- WHAT THE TASK REQUIRES -
Exact copy, no pictures: output all the records that follow.

====

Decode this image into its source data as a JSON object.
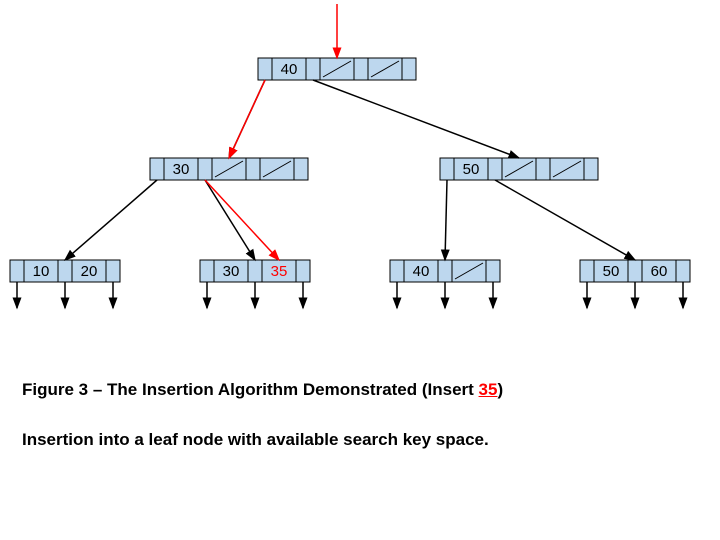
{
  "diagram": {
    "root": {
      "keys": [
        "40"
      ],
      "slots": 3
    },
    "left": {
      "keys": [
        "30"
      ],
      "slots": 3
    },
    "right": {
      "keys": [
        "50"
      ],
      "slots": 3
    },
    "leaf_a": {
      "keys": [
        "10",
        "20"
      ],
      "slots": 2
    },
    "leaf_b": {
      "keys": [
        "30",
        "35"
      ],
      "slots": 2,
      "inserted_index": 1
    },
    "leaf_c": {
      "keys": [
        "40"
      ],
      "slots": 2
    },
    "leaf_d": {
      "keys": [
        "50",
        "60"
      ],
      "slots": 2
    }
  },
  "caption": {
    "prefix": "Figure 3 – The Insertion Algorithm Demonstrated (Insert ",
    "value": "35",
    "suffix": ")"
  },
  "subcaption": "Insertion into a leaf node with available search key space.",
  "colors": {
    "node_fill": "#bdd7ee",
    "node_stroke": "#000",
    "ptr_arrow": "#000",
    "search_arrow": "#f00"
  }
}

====

- ANSWER SPACE -
Decode this image into its source data as a JSON object.
{
  "diagram": {
    "root": {
      "keys": [
        "40"
      ],
      "slots": 3
    },
    "left": {
      "keys": [
        "30"
      ],
      "slots": 3
    },
    "right": {
      "keys": [
        "50"
      ],
      "slots": 3
    },
    "leaf_a": {
      "keys": [
        "10",
        "20"
      ],
      "slots": 2
    },
    "leaf_b": {
      "keys": [
        "30",
        "35"
      ],
      "slots": 2,
      "inserted_index": 1
    },
    "leaf_c": {
      "keys": [
        "40"
      ],
      "slots": 2
    },
    "leaf_d": {
      "keys": [
        "50",
        "60"
      ],
      "slots": 2
    }
  },
  "caption": {
    "prefix": "Figure 3 – The Insertion Algorithm Demonstrated (Insert ",
    "value": "35",
    "suffix": ")"
  },
  "subcaption": "Insertion into a leaf node with available search key space.",
  "colors": {
    "node_fill": "#bdd7ee",
    "node_stroke": "#000",
    "ptr_arrow": "#000",
    "search_arrow": "#f00"
  }
}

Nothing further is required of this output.